(Data records for software interfaces)
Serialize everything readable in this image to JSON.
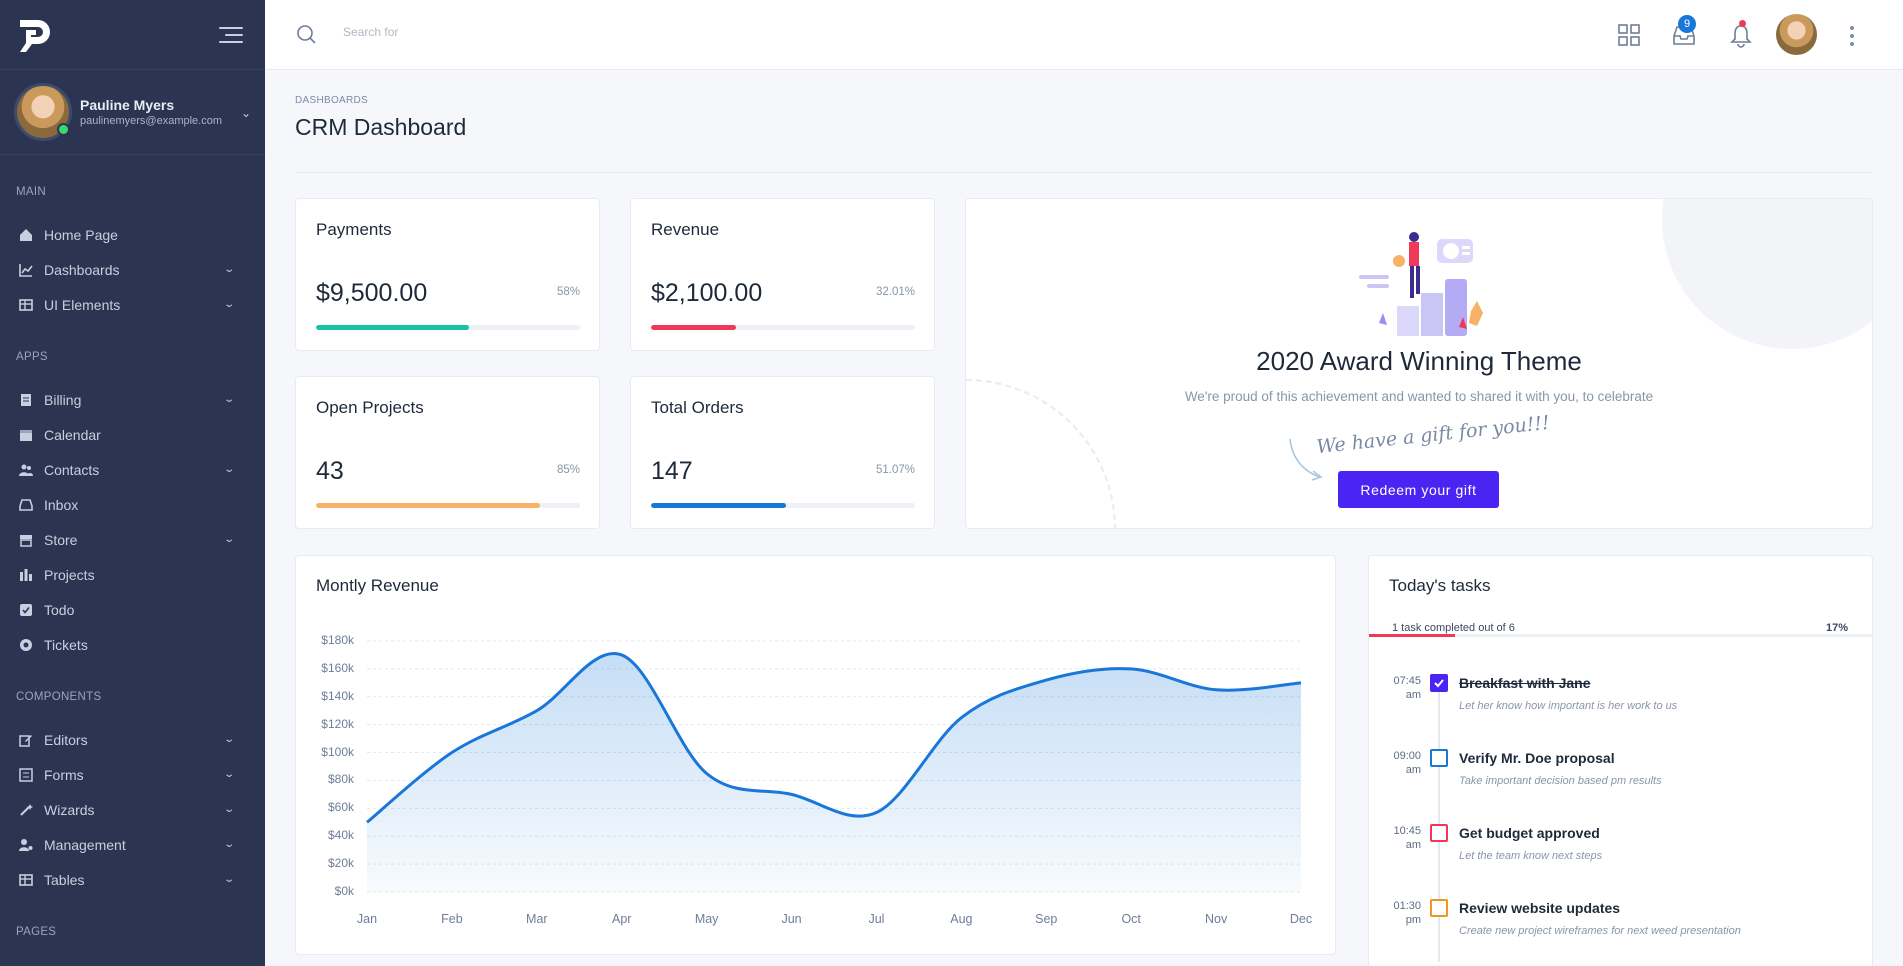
{
  "sidebar": {
    "user": {
      "name": "Pauline Myers",
      "email": "paulinemyers@example.com"
    },
    "sections": [
      {
        "title": "Main",
        "items": [
          {
            "label": "Home Page",
            "icon": "home-icon",
            "has_submenu": false
          },
          {
            "label": "Dashboards",
            "icon": "chart-icon",
            "has_submenu": true
          },
          {
            "label": "UI Elements",
            "icon": "table-icon",
            "has_submenu": true
          }
        ]
      },
      {
        "title": "Apps",
        "items": [
          {
            "label": "Billing",
            "icon": "document-icon",
            "has_submenu": true
          },
          {
            "label": "Calendar",
            "icon": "calendar-icon",
            "has_submenu": false
          },
          {
            "label": "Contacts",
            "icon": "users-icon",
            "has_submenu": true
          },
          {
            "label": "Inbox",
            "icon": "inbox-icon",
            "has_submenu": false
          },
          {
            "label": "Store",
            "icon": "store-icon",
            "has_submenu": true
          },
          {
            "label": "Projects",
            "icon": "projects-icon",
            "has_submenu": false
          },
          {
            "label": "Todo",
            "icon": "check-square-icon",
            "has_submenu": false
          },
          {
            "label": "Tickets",
            "icon": "lifebuoy-icon",
            "has_submenu": false
          }
        ]
      },
      {
        "title": "Components",
        "items": [
          {
            "label": "Editors",
            "icon": "edit-icon",
            "has_submenu": true
          },
          {
            "label": "Forms",
            "icon": "form-icon",
            "has_submenu": true
          },
          {
            "label": "Wizards",
            "icon": "wand-icon",
            "has_submenu": true
          },
          {
            "label": "Management",
            "icon": "user-cog-icon",
            "has_submenu": true
          },
          {
            "label": "Tables",
            "icon": "table-icon",
            "has_submenu": true
          }
        ]
      },
      {
        "title": "Pages",
        "items": []
      }
    ]
  },
  "topbar": {
    "search_placeholder": "Search for",
    "inbox_badge": "9"
  },
  "header": {
    "breadcrumb": "DASHBOARDS",
    "title": "CRM Dashboard"
  },
  "stats": [
    {
      "title": "Payments",
      "value": "$9,500.00",
      "percent_label": "58%",
      "progress": 0.58,
      "color": "#17c3a5"
    },
    {
      "title": "Revenue",
      "value": "$2,100.00",
      "percent_label": "32.01%",
      "progress": 0.3201,
      "color": "#ee3a58"
    },
    {
      "title": "Open Projects",
      "value": "43",
      "percent_label": "85%",
      "progress": 0.85,
      "color": "#f7b267"
    },
    {
      "title": "Total Orders",
      "value": "147",
      "percent_label": "51.07%",
      "progress": 0.5107,
      "color": "#1877d8"
    }
  ],
  "promo": {
    "title": "2020 Award Winning Theme",
    "subtitle": "We're proud of this achievement and wanted to shared it with you, to celebrate",
    "gift_text": "We have a gift for you!!!",
    "button_label": "Redeem your gift",
    "button_color": "#4a24f3"
  },
  "revenue_chart": {
    "title": "Montly Revenue",
    "chart_data": {
      "type": "area",
      "title": "Montly Revenue",
      "x": [
        "Jan",
        "Feb",
        "Mar",
        "Apr",
        "May",
        "Jun",
        "Jul",
        "Aug",
        "Sep",
        "Oct",
        "Nov",
        "Dec"
      ],
      "series": [
        {
          "values": [
            50,
            100,
            130,
            170,
            85,
            70,
            57,
            125,
            152,
            160,
            145,
            150
          ]
        }
      ],
      "y_ticks": [
        "$0k",
        "$20k",
        "$40k",
        "$60k",
        "$80k",
        "$100k",
        "$120k",
        "$140k",
        "$160k",
        "$180k"
      ],
      "ylim": [
        0,
        180
      ],
      "grid": true,
      "color": "#1877d8"
    }
  },
  "tasks": {
    "title": "Today's tasks",
    "summary": "1 task completed out of 6",
    "percent_label": "17%",
    "progress": 0.17,
    "items": [
      {
        "time": "07:45",
        "ampm": "am",
        "name": "Breakfast with Jane",
        "desc": "Let her know how important is her work to us",
        "done": true,
        "color": "#4a24f3"
      },
      {
        "time": "09:00",
        "ampm": "am",
        "name": "Verify Mr. Doe proposal",
        "desc": "Take important decision based pm results",
        "done": false,
        "color": "#1877d8"
      },
      {
        "time": "10:45",
        "ampm": "am",
        "name": "Get budget approved",
        "desc": "Let the team know next steps",
        "done": false,
        "color": "#ee3a58"
      },
      {
        "time": "01:30",
        "ampm": "pm",
        "name": "Review website updates",
        "desc": "Create new project wireframes for next weed presentation",
        "done": false,
        "color": "#f7941d"
      }
    ]
  }
}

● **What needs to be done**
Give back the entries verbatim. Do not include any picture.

● **Task solution**
Serialize everything readable in this image to JSON.
{
  "sidebar": {
    "user": {
      "name": "Pauline Myers",
      "email": "paulinemyers@example.com"
    },
    "sections": [
      {
        "title": "Main",
        "items": [
          {
            "label": "Home Page",
            "icon": "home-icon",
            "has_submenu": false
          },
          {
            "label": "Dashboards",
            "icon": "chart-icon",
            "has_submenu": true
          },
          {
            "label": "UI Elements",
            "icon": "table-icon",
            "has_submenu": true
          }
        ]
      },
      {
        "title": "Apps",
        "items": [
          {
            "label": "Billing",
            "icon": "document-icon",
            "has_submenu": true
          },
          {
            "label": "Calendar",
            "icon": "calendar-icon",
            "has_submenu": false
          },
          {
            "label": "Contacts",
            "icon": "users-icon",
            "has_submenu": true
          },
          {
            "label": "Inbox",
            "icon": "inbox-icon",
            "has_submenu": false
          },
          {
            "label": "Store",
            "icon": "store-icon",
            "has_submenu": true
          },
          {
            "label": "Projects",
            "icon": "projects-icon",
            "has_submenu": false
          },
          {
            "label": "Todo",
            "icon": "check-square-icon",
            "has_submenu": false
          },
          {
            "label": "Tickets",
            "icon": "lifebuoy-icon",
            "has_submenu": false
          }
        ]
      },
      {
        "title": "Components",
        "items": [
          {
            "label": "Editors",
            "icon": "edit-icon",
            "has_submenu": true
          },
          {
            "label": "Forms",
            "icon": "form-icon",
            "has_submenu": true
          },
          {
            "label": "Wizards",
            "icon": "wand-icon",
            "has_submenu": true
          },
          {
            "label": "Management",
            "icon": "user-cog-icon",
            "has_submenu": true
          },
          {
            "label": "Tables",
            "icon": "table-icon",
            "has_submenu": true
          }
        ]
      },
      {
        "title": "Pages",
        "items": []
      }
    ]
  },
  "topbar": {
    "search_placeholder": "Search for",
    "inbox_badge": "9"
  },
  "header": {
    "breadcrumb": "DASHBOARDS",
    "title": "CRM Dashboard"
  },
  "stats": [
    {
      "title": "Payments",
      "value": "$9,500.00",
      "percent_label": "58%",
      "progress": 0.58,
      "color": "#17c3a5"
    },
    {
      "title": "Revenue",
      "value": "$2,100.00",
      "percent_label": "32.01%",
      "progress": 0.3201,
      "color": "#ee3a58"
    },
    {
      "title": "Open Projects",
      "value": "43",
      "percent_label": "85%",
      "progress": 0.85,
      "color": "#f7b267"
    },
    {
      "title": "Total Orders",
      "value": "147",
      "percent_label": "51.07%",
      "progress": 0.5107,
      "color": "#1877d8"
    }
  ],
  "promo": {
    "title": "2020 Award Winning Theme",
    "subtitle": "We're proud of this achievement and wanted to shared it with you, to celebrate",
    "gift_text": "We have a gift for you!!!",
    "button_label": "Redeem your gift",
    "button_color": "#4a24f3"
  },
  "revenue_chart": {
    "title": "Montly Revenue",
    "chart_data": {
      "type": "area",
      "title": "Montly Revenue",
      "x": [
        "Jan",
        "Feb",
        "Mar",
        "Apr",
        "May",
        "Jun",
        "Jul",
        "Aug",
        "Sep",
        "Oct",
        "Nov",
        "Dec"
      ],
      "series": [
        {
          "values": [
            50,
            100,
            130,
            170,
            85,
            70,
            57,
            125,
            152,
            160,
            145,
            150
          ]
        }
      ],
      "y_ticks": [
        "$0k",
        "$20k",
        "$40k",
        "$60k",
        "$80k",
        "$100k",
        "$120k",
        "$140k",
        "$160k",
        "$180k"
      ],
      "ylim": [
        0,
        180
      ],
      "grid": true,
      "color": "#1877d8"
    }
  },
  "tasks": {
    "title": "Today's tasks",
    "summary": "1 task completed out of 6",
    "percent_label": "17%",
    "progress": 0.17,
    "items": [
      {
        "time": "07:45",
        "ampm": "am",
        "name": "Breakfast with Jane",
        "desc": "Let her know how important is her work to us",
        "done": true,
        "color": "#4a24f3"
      },
      {
        "time": "09:00",
        "ampm": "am",
        "name": "Verify Mr. Doe proposal",
        "desc": "Take important decision based pm results",
        "done": false,
        "color": "#1877d8"
      },
      {
        "time": "10:45",
        "ampm": "am",
        "name": "Get budget approved",
        "desc": "Let the team know next steps",
        "done": false,
        "color": "#ee3a58"
      },
      {
        "time": "01:30",
        "ampm": "pm",
        "name": "Review website updates",
        "desc": "Create new project wireframes for next weed presentation",
        "done": false,
        "color": "#f7941d"
      }
    ]
  }
}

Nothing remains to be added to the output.